There are certain topics that are guaranteed to incite passionate responses. Discussing controversial issues such as religion or politics is bound to land you in, at the least, a spirited debate. Oddly, you'll find that similar vigor and vitriol enters the conversation when discussing tipping etiquette, especially if you bring it up around those in the restaurant industry. The debate over who, where, when, why and how we should tip has become so overrun with conflicting opinions that it's tough to know what to do, particularly if you're in a foreign country. To clear up some confusion (and likely stir up some controversy), let's look at the standards for tipping service staff in some popular vacation destinations, and the rational for each custom.
The United States
Unfortunately, many workers in America's food industry don't receive fair minimum wages. In some states, tipped employees (workers who collect more than $30 per month in tips) only collect the federal minimum wage of $2.13 per hour. Worsening the deal, tipped employees must claim their tips on their income taxes. For these reasons, it is customary for a diner to tip enough to help boost the server's wage to the prevailing minimum wage.
In most cases, a 15% tip is the minimum that's expected, and 20% or more is appreciated for extraordinary service. In higher-priced restaurants, an evening of 15% tips can easily net a server $100+, but that same percentage at a truck-stop waffle house might only add up to about $20 to $30 in tips each shift.
Canada's standard for tipping is similar to America's; however, the majority of Canadian food service workers receive the standard minimum wage (national average is $9.57). A minimum 15% tip is expected in most restaurants. Some argue that the better wages takes onus off the customer to tip this amount, but there are other factors to consider. Most servers in Canada will have to give a percentage of their tips to their coworkers. At the end of each shift, a server has to tip out 1-2% of their total sales to funds collected for the kitchen staff, hosts/hostesses and busboys.
Legal or not, some restaurant owners even ask their servers to contribute money to a fund to cover plate and glassware breakage and dine-and-dashes - essentially passing on the costs of business to their employees. In light of the previous costs, a 10% tip on a $100 tab could easily mean the server paid money out of his or her pocket to serve that table. Many of these costs are also common to servers in the United States, making their reliance on tips even greater.
In a country where the toilets flush backwards, it may not surprise you to find that Australia's tipping customs are completely opposite from those in North America. Essentially, there is no tipping in Australian restaurants. The minimum wage for servers is $15 per hour, which eliminates any pressure on customers to supplement a server's income. Small tips are appreciated for exceptional service or in upscale eateries, but they aren't expected. While this seems like a great deal for the customer, there is a downside. Taking tips off the table eliminates a lot of incentive for servers to increase customer satisfaction, and the sometimes-lackadaisical service can be frustrating for diners who are used to being catered to.

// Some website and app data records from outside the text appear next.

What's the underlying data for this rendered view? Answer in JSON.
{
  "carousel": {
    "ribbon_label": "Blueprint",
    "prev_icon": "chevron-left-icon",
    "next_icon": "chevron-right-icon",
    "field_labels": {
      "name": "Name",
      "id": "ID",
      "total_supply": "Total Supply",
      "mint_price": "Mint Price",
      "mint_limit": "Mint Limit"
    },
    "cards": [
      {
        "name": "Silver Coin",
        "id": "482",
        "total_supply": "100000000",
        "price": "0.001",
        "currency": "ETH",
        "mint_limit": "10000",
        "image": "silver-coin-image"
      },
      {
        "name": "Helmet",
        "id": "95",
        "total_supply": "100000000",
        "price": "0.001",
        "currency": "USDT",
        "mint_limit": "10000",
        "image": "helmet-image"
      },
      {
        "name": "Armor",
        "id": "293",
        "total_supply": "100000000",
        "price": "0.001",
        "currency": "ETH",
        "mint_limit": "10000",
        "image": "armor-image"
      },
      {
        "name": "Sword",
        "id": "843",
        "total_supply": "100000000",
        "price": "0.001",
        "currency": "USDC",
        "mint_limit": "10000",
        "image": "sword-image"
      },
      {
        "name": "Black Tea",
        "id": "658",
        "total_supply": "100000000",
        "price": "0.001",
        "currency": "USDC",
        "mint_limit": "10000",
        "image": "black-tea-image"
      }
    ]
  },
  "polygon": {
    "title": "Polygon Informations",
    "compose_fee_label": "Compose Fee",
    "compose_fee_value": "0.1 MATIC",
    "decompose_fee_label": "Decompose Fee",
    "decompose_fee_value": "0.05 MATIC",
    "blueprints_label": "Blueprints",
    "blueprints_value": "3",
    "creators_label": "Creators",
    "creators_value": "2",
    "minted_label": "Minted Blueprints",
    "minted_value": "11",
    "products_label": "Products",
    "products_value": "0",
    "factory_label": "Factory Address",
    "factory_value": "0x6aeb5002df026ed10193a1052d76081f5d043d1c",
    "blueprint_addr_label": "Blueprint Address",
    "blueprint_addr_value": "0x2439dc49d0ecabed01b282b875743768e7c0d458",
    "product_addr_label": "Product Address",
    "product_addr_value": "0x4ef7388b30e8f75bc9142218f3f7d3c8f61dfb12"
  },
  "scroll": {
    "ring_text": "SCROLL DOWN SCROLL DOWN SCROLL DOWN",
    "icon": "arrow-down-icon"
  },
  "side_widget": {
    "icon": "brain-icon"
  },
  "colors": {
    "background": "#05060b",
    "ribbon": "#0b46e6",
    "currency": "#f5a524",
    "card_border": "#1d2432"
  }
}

Many North American servers complain about the stingy tipping habits of European diners, and there's some irony there, given that many North American servers are saving their tips to travel to Europe. Unfortunately, any vengeful American backpackers will find it hard to stiff their industry-peers in Europe. Widely speaking, European eateries add the gratuity to the bill. When the charge for service isn't added, a 5-10% tip is common, or even just rounding up the bill to a whole number is appreciated. This lack of emphasis on tipping causes many European travelers to assume that other continents have the same tipping etiquette. Other Euros are simply resentful of the practice, and refuse to support it.

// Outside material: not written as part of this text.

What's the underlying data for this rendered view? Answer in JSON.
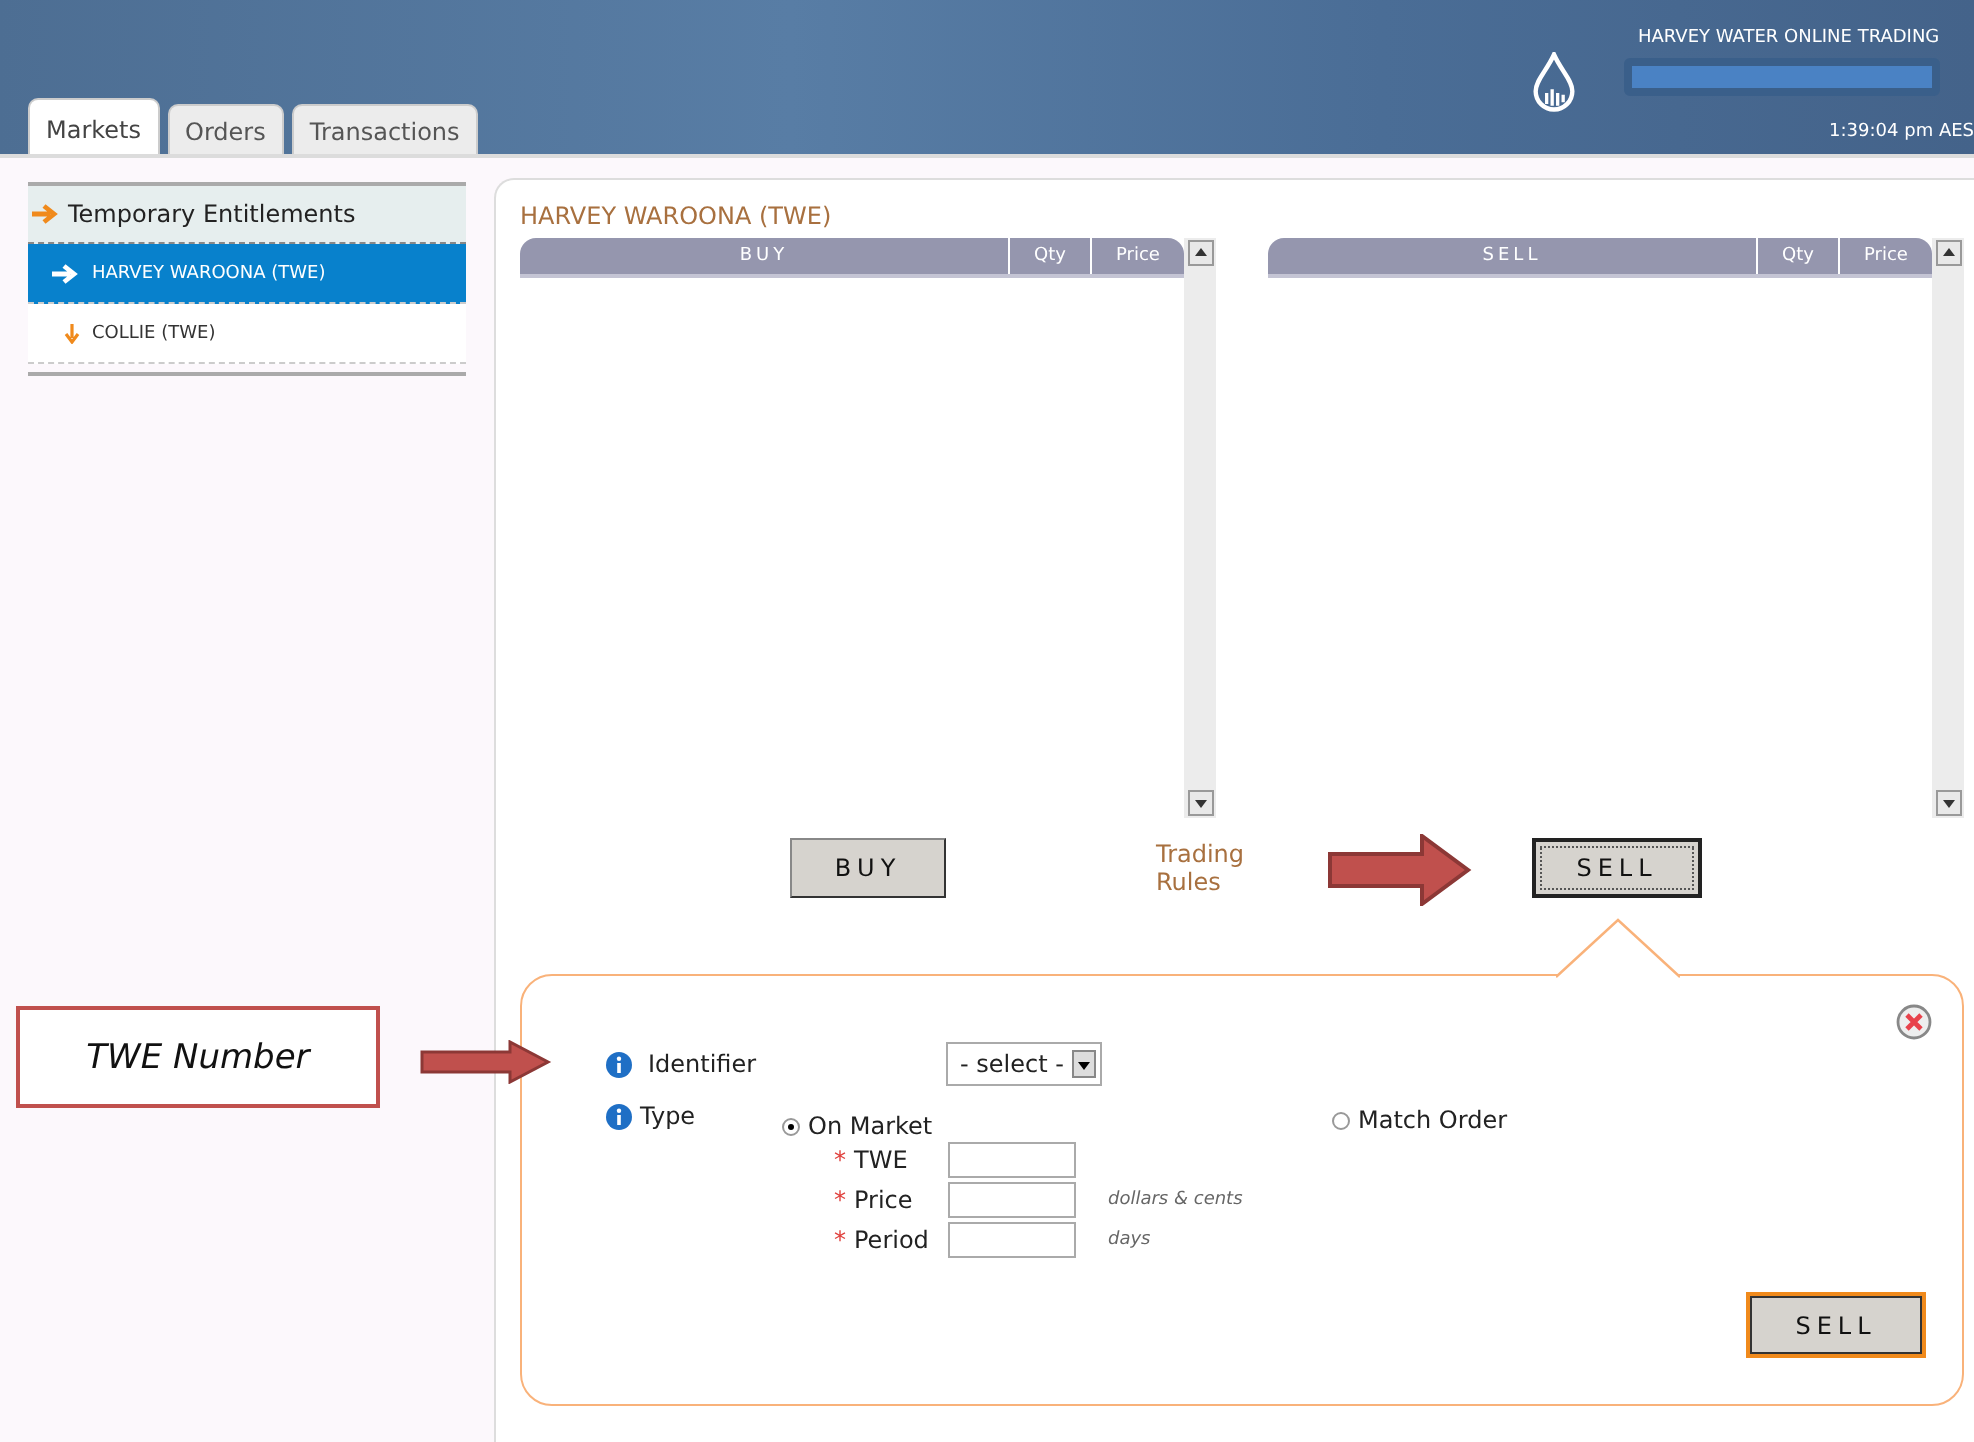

This became an issue for Royal Caribbean International cruise line in 2009, when customer feedback showed that Britons were reluctant to take cruises that expected guests to tip. Other cruise lines automatically add a service charge, but this system also has drawbacks, as many vacationers report a lower standard of service when the staff has been tipped beforehand. Paying a gratuity in advance contradicts a fundamental rule of business: Never pay for work upfront. Legal precedent on this matter was set in 2004, when a Long Island, New York man won a court case in which he was arrested for theft of services when he left a 10% tip instead of the "mandatory" 18%. The judge ruled, "A tip or gratuity is discretionary…." So, yes, you can choose to protest the suggested gratuities on your bill, but the possible legal costs could make it a costly stand to take.
The Bottom Line
Before you eat out in another country, you should know the expectations for tipping. If you're unsure, check the bill or menu to see if any service charges are included. And if not, a 10 to 15% tip should be enough to keep the staff's saliva from your soup on future visits (nah, just kidding, that doesn't happen). Even though many countries pay their service staff better than America does, you still won't find many servers, dishwashers or fry-cooks lamenting the rising costs of caviar or the absence of the Concorde. Restaurant workers are no different than any employee, in that they want to be acknowledged for a job well done. And in the restaurant industry, a tip is the best way to encourage and acknowledge good service. (Financial guru Suze Orman once challenged her fans to go a day without spending any money. Here are the lessons learned from this exercise.